I first met M. when I was in junior high school. We began by studying geometry together and ended up best friends. That was thirty years ago, and although there have been times when we’ve been closer and times when we’ve been farther apart, we’ve pretty much stayed best friends. And from the time I first met M., I’ve known her parents.
One of the things that so closely bonded M. and I from day one was our parallel family dysfunction. My father is an alcoholic; her mother is an alcoholic. My mother served as an oasis of sanity and unconditional love in the chaos that swirled throughout our house; M.’s father was her oasis. Very quickly I came to love her father dearly. For the person that he was, and for the person he was that my father wasn’t.
M.’s dad was quiet, a private person. But there’s a reason the saying “still waters run deep” has become a cliché – it’s so often true. M.’s dad was like that. He might not say much, but he didn’t miss a trick. If you didn’t pay attention, you might miss one of his dry remarks – and that would be a shame because he was clever and funny. After a while I noticed that when M.’s dad spoke, the savvy people in the room would immediately shut up and listen to what he had to say. If you could get him to tell a story, you’d probably end up wiping tears of laughter from your face.

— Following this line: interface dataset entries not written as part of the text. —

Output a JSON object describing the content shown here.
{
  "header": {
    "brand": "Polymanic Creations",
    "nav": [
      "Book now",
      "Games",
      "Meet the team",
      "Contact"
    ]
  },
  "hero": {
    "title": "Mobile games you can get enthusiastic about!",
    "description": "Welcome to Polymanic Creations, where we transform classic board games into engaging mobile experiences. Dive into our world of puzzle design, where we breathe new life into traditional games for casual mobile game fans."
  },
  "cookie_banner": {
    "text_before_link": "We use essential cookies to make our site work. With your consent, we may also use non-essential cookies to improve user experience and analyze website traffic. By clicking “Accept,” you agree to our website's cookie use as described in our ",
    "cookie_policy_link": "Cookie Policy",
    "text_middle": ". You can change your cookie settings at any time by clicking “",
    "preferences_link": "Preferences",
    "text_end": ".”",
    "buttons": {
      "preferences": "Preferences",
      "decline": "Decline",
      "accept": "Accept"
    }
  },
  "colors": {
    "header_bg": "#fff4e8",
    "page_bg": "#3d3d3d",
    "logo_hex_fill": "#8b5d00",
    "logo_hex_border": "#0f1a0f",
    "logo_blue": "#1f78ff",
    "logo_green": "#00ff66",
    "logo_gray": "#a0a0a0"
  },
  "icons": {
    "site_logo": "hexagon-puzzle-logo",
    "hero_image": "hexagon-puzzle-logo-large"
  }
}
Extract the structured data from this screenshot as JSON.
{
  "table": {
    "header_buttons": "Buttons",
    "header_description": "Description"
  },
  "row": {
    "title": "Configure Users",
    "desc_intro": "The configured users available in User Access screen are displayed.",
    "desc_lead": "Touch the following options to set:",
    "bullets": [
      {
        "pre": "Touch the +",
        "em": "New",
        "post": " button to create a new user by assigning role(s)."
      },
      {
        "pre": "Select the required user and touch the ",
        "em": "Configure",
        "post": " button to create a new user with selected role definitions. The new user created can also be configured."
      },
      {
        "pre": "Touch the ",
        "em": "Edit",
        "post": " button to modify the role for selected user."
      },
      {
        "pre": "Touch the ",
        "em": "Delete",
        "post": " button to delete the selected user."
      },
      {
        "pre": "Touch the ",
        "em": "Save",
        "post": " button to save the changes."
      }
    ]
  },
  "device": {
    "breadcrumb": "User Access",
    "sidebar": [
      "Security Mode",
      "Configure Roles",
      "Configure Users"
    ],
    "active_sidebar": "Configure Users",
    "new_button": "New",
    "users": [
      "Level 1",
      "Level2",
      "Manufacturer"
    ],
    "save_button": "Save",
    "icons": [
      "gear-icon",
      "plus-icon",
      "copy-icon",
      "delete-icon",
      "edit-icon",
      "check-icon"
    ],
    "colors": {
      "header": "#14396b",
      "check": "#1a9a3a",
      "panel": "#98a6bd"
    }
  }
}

M.’s dad didn’t have a fancy childhood. He worked hard all his life, but in a matter of fact way, asking for no pity and expecting no accolades. He gave his kids a better life than he had and was proud of that. He saw his son and daughter go to college, not just go to college but excel there, and go on to have satisfying careers and comfortable lives. That meant a lot to him. He saw his two children get married to loving spouses, and welcomed three grandchildren and three granddogs into his life. I’m sure they were the light of his life. I’m sure it made it easier for him to leave this life knowing that his children grew up to be such impressive people: hardworking, responsible, family-focused, able to appreciate the small joys of life as well as the large, full of humor and irony – all the traits that I saw in him.
You may recall a few months ago, when I made a pair of Notre Dame-themed bed socks for Molly’s dad. He was a passionate Notre Dame supporter and felt a great attachment to his Irish roots. (I’ll never forget the time, about 15 years ago, when I had fallen asleep on the couch watching TV, and the phone rang, and I picked it up, and it was M’s dad, singing the Notre Dame fight song because Notre Dame had just beaten Michigan – my alma mater – in football.) M’s dad was a Fighting Irishman to the end: roots firmly planted in the soil, hardworking, spiritual, equally appreciative of the joy and the pain in life, stubbornly refusing to die except on his own terms.
I loved him and I mourn him.